Why is it so difficult for us to let go of past sins? Shame and regret are two of Satan’s most effective weapons against God’s children. And it’s oh so easy for us to use our past as an excuse for not moving forward in our faith and service.
But to doubt the freedom from our past, which Christ’s work on the cross accomplished, is to doubt the character of God. It cheapens the grace He lavishes on us, snubs the fellowship He offers to us and discards the power over sin and self He provides.
Horatius Bonar was a nineteenth-century Scottish pastor and hymn writer. According to one biographer, Bonar was the principal hymn writer of Scotland and composed over 600 hymns, including “I Lay My Sins on Jesus.” The first stanza gives the solution to guilt:

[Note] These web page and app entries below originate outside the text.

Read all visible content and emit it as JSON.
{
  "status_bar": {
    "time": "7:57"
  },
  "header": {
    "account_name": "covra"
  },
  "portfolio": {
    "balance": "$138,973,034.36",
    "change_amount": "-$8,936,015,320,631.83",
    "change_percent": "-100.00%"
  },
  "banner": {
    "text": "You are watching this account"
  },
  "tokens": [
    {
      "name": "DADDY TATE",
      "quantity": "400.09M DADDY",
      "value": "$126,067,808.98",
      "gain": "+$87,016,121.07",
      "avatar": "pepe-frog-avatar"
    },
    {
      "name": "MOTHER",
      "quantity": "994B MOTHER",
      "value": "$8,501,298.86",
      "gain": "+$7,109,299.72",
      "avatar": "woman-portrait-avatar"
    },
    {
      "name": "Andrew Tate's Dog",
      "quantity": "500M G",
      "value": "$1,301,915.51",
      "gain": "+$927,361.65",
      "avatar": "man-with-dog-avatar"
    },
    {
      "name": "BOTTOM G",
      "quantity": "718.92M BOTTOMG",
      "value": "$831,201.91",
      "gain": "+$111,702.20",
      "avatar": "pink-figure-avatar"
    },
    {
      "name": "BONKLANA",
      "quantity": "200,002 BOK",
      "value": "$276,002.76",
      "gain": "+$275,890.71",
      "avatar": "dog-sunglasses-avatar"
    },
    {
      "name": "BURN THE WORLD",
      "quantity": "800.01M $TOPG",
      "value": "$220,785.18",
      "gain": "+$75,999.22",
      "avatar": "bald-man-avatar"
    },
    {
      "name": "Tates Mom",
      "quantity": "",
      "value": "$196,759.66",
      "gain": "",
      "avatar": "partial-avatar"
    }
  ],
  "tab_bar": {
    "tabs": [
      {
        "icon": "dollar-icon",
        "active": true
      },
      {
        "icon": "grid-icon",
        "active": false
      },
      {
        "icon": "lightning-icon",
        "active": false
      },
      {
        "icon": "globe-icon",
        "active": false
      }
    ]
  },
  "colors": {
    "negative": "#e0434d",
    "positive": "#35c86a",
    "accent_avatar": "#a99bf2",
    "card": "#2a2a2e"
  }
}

I lay my sins on Jesus, the spotless Lamb of God;
He bears them all, and frees us from the accursèd load;
I bring my guilt to Jesus, to wash my crimson stains
White in His blood most precious, till not a stain, remains.[i]
The phrase “wash my crimson stains … till not a stain remains” echoes the prophet Isaiah’s words: “Though your sins are like scarlet, they shall be white as snow; though they are red as crimson, they shall be like wool” (1:18).
Bonar also wrote books. In God’s Way of Peace: A Book for the Anxious, he said, “The Bible does not say ‘Being satisfied about our faith, we have peace with God,’ but ‘Being justified by faith, we have peace with God.’ Satisfaction with Jesus and his work, not satisfaction with your own faith is what God expects of you.” Just a few pages later, he added, “Satisfaction with yourself, even if you could get it, would do nothing for you. Satisfaction with Christ would do everything; for Christ is all.”[ii]
Guilt about past sins enslaves us because we don’t fully embrace the completeness of our redemption. “Christ has set us free. … So take your stand! Never again let anyone [including yourself] put a harness of slavery on you” (Galatians 5:1 MSG).
Do past sins haunt you? Chain you? Do you want to be freed from their power? If you have accepted the gift of salvation, Jesus has already unlocked the prison door of your past. Swing it open and walk out. Don’t look back.
Next Step: Many Bible scholars believe the Bible contains four psalms David wrote after his sin with Bathsheba. If you read them in the following sequence, you can trace his journey from a chasm of guilt to a pinnacle of joy: Psalms 38, 6, 51, and 32. Take that journey this week.
For more inspiration and encouragement visit Denise at http://www.digdeeperdevotions.com